Look below and pull out each line with the word "features".

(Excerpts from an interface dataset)
- - -
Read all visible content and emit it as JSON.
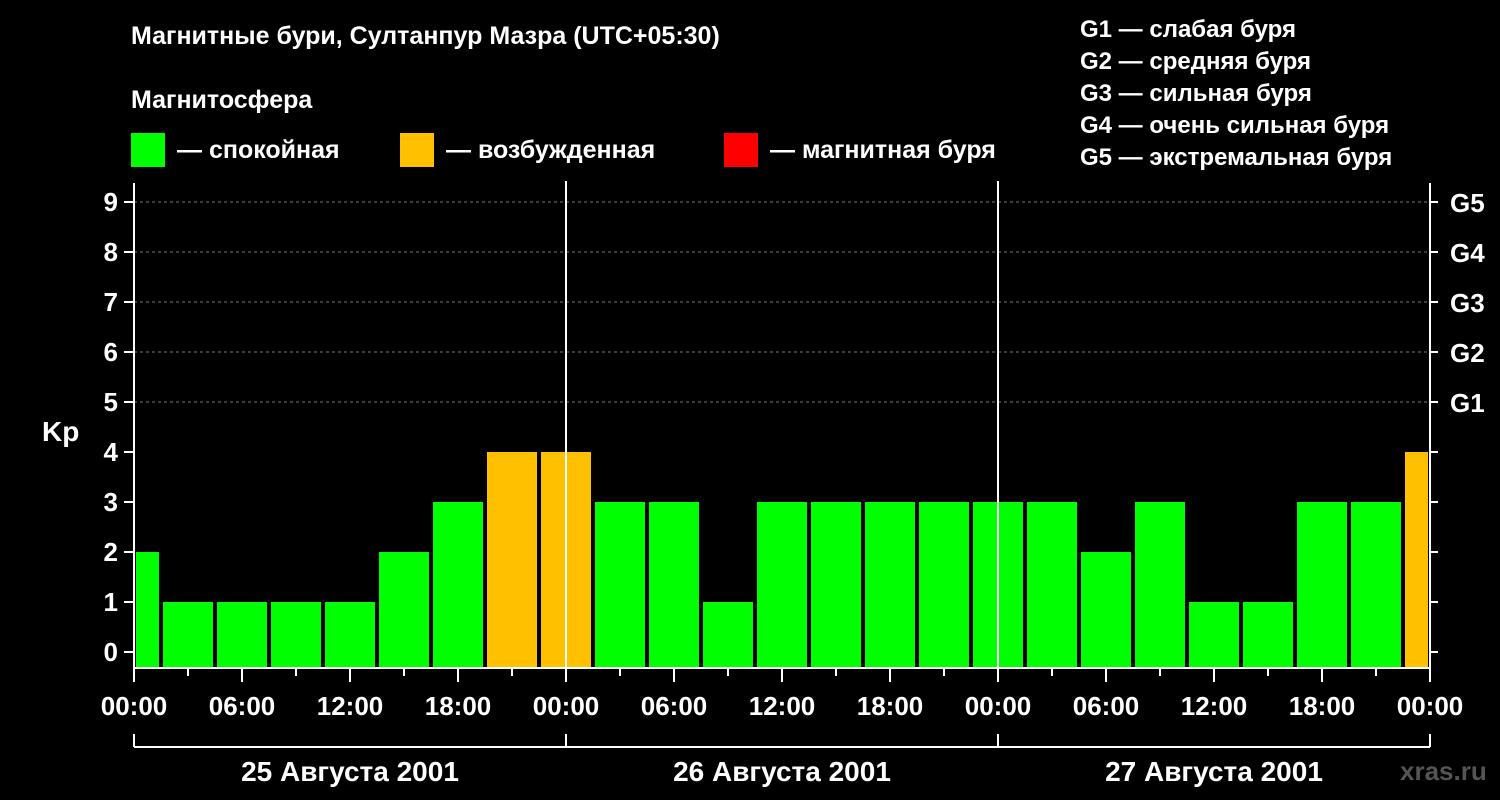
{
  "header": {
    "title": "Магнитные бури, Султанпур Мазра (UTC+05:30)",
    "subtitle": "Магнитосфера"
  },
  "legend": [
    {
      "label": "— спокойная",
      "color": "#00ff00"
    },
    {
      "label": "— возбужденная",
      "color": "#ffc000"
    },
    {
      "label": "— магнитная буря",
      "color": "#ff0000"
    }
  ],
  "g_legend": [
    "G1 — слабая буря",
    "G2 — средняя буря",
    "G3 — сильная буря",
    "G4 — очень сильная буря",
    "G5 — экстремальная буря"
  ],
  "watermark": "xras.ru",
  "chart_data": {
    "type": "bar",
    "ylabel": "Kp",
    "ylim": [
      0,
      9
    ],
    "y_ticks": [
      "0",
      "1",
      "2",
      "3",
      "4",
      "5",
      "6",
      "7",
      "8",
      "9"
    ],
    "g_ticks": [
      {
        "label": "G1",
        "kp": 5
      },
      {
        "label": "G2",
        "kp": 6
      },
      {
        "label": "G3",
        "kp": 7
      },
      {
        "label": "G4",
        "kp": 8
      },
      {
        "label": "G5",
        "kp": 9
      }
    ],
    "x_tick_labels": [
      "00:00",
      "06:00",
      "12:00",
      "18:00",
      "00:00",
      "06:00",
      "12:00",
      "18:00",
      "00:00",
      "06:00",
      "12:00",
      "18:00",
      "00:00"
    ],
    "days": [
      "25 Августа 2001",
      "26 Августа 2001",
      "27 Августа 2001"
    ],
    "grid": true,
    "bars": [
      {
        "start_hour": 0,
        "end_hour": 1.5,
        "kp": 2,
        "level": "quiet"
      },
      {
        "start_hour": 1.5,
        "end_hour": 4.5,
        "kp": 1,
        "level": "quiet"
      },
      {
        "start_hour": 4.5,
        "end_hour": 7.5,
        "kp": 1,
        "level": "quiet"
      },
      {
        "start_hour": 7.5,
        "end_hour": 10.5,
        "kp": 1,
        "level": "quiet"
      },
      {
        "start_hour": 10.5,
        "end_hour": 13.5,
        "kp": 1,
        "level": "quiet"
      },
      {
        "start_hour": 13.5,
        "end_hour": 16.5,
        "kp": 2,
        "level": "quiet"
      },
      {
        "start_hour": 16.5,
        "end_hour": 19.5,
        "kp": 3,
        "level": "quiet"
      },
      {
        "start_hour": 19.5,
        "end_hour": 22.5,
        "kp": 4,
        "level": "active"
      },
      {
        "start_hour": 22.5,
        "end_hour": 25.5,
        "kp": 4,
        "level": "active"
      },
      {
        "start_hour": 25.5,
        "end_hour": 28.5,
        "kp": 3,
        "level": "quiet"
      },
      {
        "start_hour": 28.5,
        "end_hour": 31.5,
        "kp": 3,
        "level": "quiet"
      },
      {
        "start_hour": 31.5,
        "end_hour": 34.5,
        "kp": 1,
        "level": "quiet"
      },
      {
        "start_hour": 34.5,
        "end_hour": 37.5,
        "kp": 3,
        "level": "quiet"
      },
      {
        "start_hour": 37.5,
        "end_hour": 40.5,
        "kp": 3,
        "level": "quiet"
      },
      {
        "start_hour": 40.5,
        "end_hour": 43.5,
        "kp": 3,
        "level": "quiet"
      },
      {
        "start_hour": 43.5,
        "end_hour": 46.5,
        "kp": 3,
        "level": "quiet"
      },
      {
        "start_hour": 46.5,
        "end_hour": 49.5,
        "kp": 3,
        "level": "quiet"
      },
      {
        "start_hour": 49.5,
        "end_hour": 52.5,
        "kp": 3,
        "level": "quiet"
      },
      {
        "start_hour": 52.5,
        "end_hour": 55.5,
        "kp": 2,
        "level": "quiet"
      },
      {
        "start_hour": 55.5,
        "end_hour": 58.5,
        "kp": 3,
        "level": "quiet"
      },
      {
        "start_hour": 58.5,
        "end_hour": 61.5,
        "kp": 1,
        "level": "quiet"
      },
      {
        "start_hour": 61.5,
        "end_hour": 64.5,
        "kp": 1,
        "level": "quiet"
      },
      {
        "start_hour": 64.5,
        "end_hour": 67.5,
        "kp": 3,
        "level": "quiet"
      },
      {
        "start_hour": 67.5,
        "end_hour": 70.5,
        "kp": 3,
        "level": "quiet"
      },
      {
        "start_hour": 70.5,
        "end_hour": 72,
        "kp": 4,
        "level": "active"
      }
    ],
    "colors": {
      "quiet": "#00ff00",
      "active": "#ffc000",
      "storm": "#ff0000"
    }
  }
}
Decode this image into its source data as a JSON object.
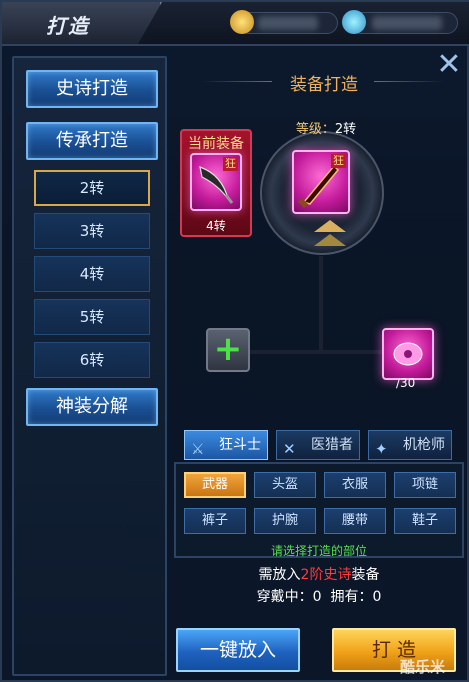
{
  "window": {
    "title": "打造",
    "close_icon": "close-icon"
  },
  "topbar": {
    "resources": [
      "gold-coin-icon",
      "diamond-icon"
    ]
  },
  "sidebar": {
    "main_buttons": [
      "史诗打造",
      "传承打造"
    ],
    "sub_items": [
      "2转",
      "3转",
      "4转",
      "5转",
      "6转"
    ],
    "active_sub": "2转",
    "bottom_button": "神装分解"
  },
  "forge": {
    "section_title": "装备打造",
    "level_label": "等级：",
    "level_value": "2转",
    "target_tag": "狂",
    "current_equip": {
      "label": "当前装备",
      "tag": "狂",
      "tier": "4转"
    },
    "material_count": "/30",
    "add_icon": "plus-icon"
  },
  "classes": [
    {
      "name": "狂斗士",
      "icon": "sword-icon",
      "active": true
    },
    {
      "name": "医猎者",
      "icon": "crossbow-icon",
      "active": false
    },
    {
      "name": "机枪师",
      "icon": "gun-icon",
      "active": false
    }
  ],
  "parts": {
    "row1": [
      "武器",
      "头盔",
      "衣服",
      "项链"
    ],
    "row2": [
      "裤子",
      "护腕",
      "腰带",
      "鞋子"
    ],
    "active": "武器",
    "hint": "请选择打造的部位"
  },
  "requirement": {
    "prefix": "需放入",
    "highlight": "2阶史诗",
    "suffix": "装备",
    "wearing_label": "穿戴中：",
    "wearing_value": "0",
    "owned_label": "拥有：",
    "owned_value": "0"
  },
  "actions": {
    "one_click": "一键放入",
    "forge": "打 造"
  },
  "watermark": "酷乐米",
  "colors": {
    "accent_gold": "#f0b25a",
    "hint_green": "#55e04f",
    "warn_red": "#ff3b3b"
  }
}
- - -
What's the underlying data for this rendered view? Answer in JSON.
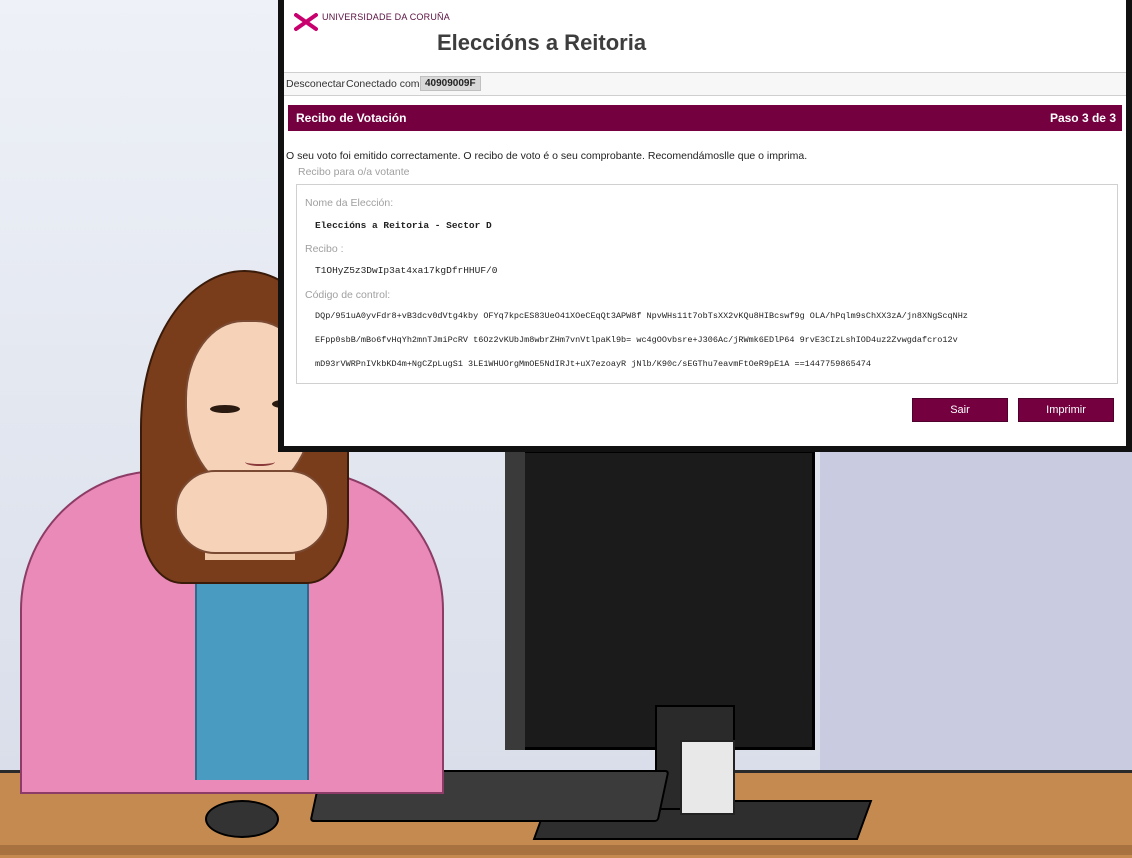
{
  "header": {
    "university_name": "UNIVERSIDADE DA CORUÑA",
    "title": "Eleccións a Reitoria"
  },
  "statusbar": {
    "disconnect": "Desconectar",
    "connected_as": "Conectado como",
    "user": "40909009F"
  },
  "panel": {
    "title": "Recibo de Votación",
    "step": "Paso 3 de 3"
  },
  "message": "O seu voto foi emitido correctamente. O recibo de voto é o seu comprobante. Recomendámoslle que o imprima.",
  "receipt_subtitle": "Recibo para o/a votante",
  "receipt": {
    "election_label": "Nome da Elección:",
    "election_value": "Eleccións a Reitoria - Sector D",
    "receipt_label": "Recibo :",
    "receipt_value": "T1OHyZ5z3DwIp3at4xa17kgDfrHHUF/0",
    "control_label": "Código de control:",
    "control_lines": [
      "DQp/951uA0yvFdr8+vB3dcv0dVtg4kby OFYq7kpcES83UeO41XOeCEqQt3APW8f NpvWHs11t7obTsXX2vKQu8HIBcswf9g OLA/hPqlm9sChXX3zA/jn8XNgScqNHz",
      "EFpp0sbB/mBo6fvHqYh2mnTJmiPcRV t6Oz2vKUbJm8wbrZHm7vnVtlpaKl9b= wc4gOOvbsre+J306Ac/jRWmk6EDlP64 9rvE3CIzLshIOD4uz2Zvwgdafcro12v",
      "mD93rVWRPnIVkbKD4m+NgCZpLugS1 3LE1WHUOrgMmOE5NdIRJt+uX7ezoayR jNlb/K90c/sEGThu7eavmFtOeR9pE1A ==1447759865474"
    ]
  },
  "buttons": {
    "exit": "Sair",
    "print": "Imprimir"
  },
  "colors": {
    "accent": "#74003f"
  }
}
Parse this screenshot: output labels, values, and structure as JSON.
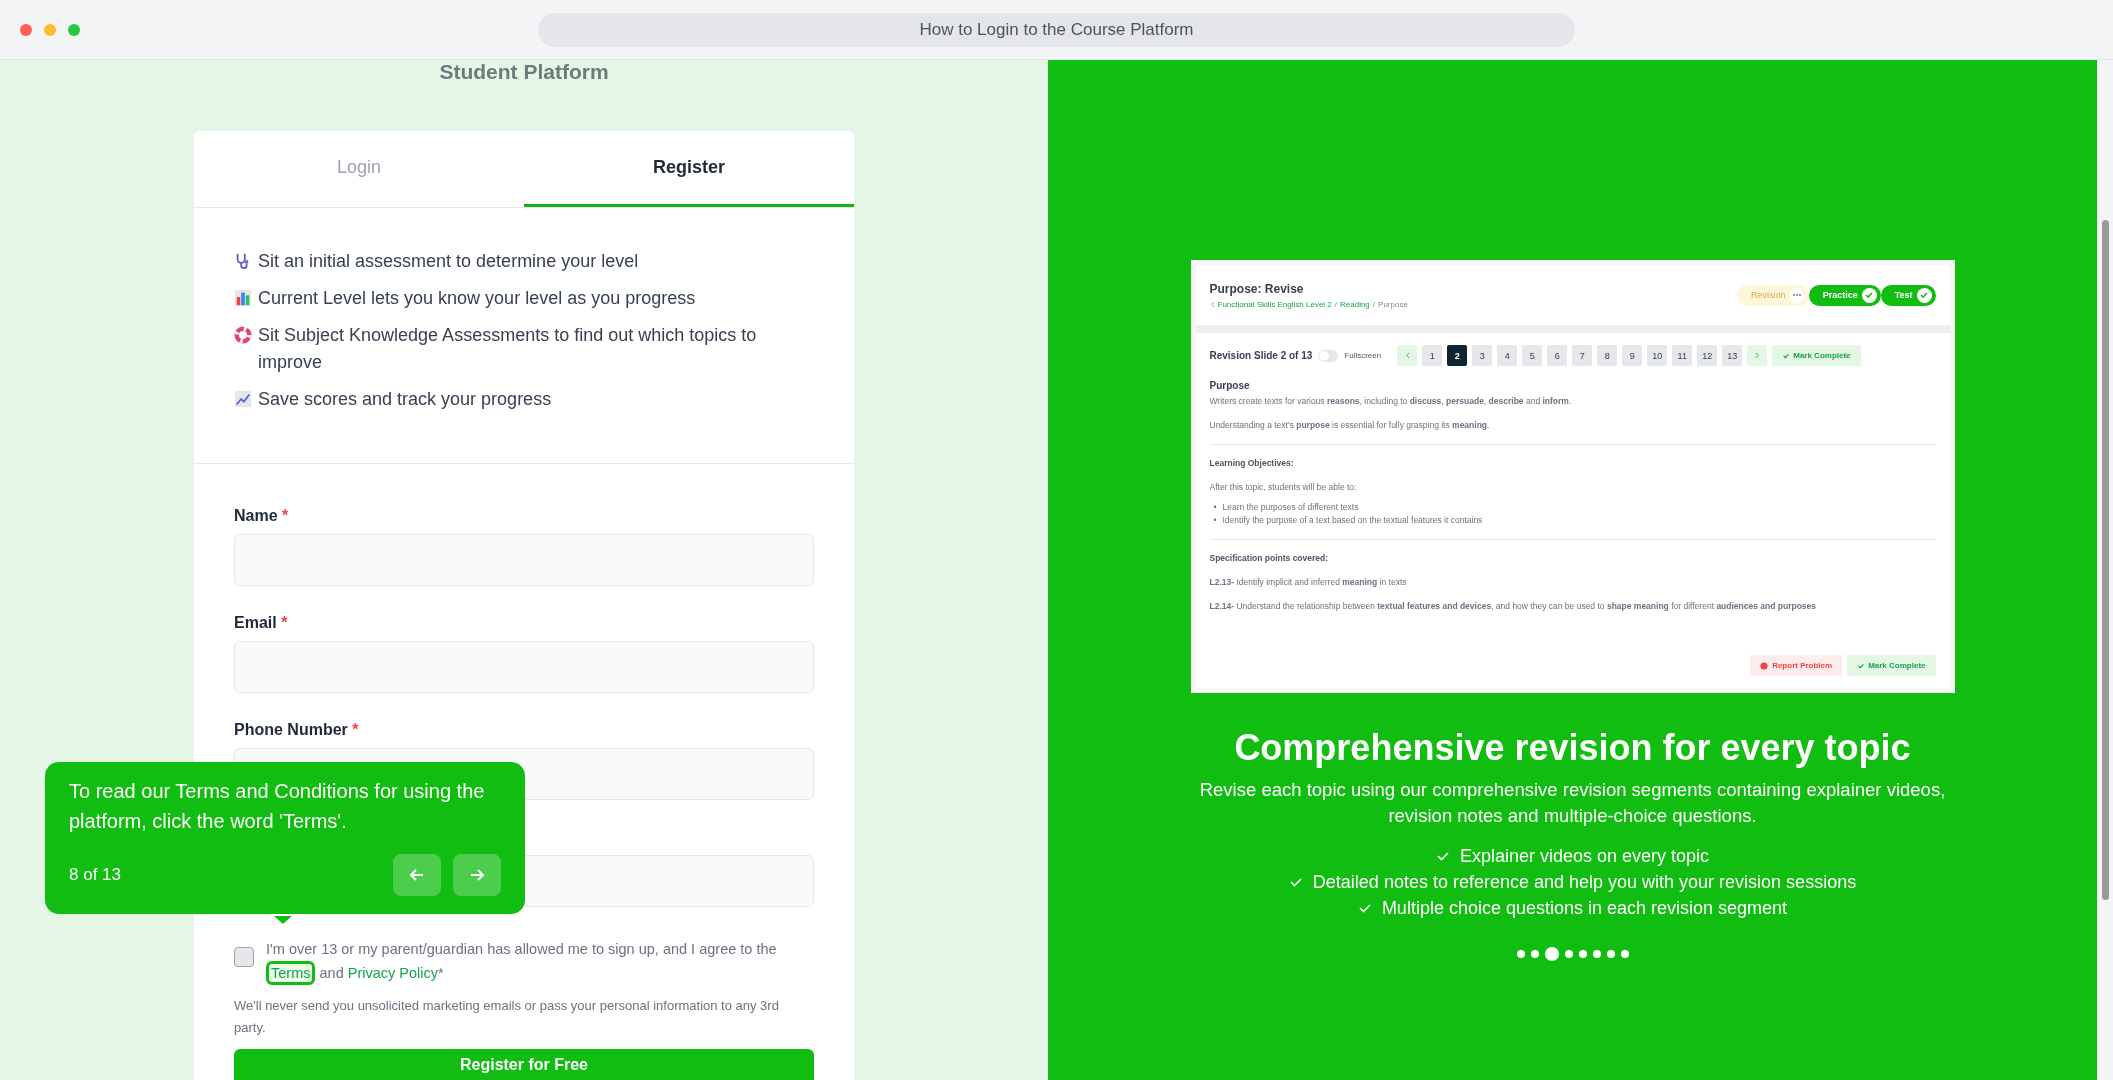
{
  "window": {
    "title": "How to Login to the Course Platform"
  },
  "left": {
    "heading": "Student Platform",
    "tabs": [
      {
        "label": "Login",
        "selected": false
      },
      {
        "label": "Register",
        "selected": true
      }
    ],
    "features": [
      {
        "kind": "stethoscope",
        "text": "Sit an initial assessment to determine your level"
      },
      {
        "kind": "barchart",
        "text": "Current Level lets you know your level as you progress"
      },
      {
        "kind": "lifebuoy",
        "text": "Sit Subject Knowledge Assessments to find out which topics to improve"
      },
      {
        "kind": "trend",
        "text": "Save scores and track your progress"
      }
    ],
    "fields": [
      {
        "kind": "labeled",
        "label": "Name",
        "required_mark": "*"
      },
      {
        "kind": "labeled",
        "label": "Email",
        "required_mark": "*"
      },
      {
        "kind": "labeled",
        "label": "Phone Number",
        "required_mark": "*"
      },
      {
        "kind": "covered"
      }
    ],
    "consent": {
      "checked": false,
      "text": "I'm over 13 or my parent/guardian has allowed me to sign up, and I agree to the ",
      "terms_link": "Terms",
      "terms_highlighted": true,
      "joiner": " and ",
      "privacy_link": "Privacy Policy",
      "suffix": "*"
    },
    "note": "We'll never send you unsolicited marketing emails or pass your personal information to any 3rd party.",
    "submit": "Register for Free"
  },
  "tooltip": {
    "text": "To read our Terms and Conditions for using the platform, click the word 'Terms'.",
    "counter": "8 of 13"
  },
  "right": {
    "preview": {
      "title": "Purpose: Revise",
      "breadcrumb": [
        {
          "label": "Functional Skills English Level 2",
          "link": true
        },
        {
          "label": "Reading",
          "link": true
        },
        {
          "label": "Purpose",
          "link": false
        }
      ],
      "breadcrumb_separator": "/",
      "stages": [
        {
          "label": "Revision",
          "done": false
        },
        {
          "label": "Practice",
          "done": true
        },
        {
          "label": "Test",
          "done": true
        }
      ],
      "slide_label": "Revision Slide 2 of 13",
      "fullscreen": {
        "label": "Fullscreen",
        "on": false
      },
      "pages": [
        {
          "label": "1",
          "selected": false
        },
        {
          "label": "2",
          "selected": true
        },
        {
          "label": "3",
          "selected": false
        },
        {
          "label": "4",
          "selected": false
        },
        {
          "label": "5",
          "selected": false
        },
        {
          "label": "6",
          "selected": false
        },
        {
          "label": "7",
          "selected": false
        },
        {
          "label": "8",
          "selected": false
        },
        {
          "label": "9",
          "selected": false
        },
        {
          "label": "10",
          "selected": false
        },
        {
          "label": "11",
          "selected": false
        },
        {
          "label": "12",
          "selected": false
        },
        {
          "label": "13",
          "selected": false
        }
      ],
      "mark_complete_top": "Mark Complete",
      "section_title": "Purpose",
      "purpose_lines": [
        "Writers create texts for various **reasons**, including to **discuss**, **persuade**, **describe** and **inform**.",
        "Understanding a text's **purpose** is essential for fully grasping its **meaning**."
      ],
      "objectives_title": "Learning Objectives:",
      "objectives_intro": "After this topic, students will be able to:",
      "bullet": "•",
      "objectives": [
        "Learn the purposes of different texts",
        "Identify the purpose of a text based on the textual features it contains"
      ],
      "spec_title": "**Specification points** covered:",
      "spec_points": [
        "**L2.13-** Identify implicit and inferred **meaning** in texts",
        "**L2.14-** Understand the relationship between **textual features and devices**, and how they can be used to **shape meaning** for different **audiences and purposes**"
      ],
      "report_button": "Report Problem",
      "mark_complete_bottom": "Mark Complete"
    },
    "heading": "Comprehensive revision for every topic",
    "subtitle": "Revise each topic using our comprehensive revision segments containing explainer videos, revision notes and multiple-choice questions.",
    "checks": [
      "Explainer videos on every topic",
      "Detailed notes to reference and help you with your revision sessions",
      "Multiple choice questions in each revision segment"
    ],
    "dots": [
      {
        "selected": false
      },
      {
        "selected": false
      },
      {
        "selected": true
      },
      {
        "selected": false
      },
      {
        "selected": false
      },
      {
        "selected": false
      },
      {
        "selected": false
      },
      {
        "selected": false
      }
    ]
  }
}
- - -
▸ Task solution:
    "features": [
        "Identify the purpose of a text based on the textual features it contains"
        "**L2.14-** Understand the relationship between **textual features and devices**, and how they can be used to **shape meaning** for different **audiences and purposes**"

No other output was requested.